● ACTIVITY:
Going through the entries below, work out how many lines have the string "icon" in them. Give the number and nothing more.

╔══

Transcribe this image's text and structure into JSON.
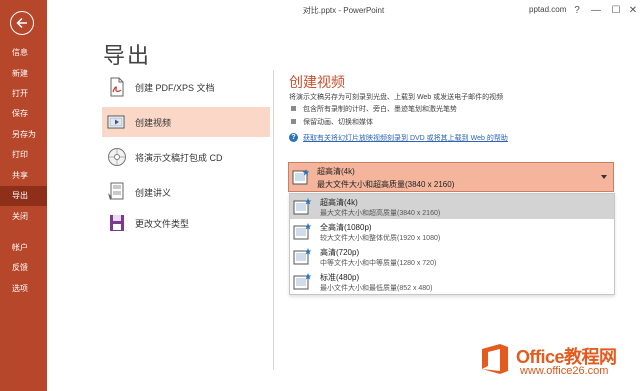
{
  "window": {
    "title": "对比.pptx  -  PowerPoint",
    "account": "pptad.com",
    "help": "?",
    "minimize": "—",
    "maximize": "☐",
    "close": "✕"
  },
  "sidebar": {
    "items": [
      {
        "label": "信息"
      },
      {
        "label": "新建"
      },
      {
        "label": "打开"
      },
      {
        "label": "保存"
      },
      {
        "label": "另存为"
      },
      {
        "label": "打印"
      },
      {
        "label": "共享"
      },
      {
        "label": "导出",
        "active": true
      },
      {
        "label": "关闭"
      },
      {
        "label": "帐户"
      },
      {
        "label": "反馈"
      },
      {
        "label": "选项"
      }
    ],
    "colors": {
      "bg": "#b7472a",
      "active": "#8e2f19"
    }
  },
  "page": {
    "title": "导出"
  },
  "menu": {
    "items": [
      {
        "label": "创建 PDF/XPS 文档",
        "icon": "pdf-document-icon"
      },
      {
        "label": "创建视频",
        "icon": "video-icon",
        "active": true
      },
      {
        "label": "将演示文稿打包成 CD",
        "icon": "cd-icon"
      },
      {
        "label": "创建讲义",
        "icon": "handout-icon"
      },
      {
        "label": "更改文件类型",
        "icon": "save-as-icon"
      }
    ]
  },
  "video": {
    "title": "创建视频",
    "description": "将演示文稿另存为可刻录到光盘、上载到 Web 或发送电子邮件的视频",
    "bullets": [
      "包含所有录制的计时、旁白、墨迹笔划和激光笔势",
      "保留动画、切换和媒体"
    ],
    "help_link": "获取有关将幻灯片放映视频刻录到 DVD 或将其上载到 Web 的帮助",
    "quality": {
      "selected_title": "超高清(4k)",
      "selected_sub": "最大文件大小和超高质量(3840 x 2160)",
      "options": [
        {
          "title": "超高清(4k)",
          "sub": "最大文件大小和超高质量(3840 x 2160)",
          "selected": true
        },
        {
          "title": "全高清(1080p)",
          "sub": "较大文件大小和整体优质(1920 x 1080)"
        },
        {
          "title": "高清(720p)",
          "sub": "中等文件大小和中等质量(1280 x 720)"
        },
        {
          "title": "标准(480p)",
          "sub": "最小文件大小和最低质量(852 x 480)"
        }
      ]
    }
  },
  "watermark": {
    "brand": "Office教程网",
    "url": "www.office26.com"
  }
}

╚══

● YOUR RESPONSE:
5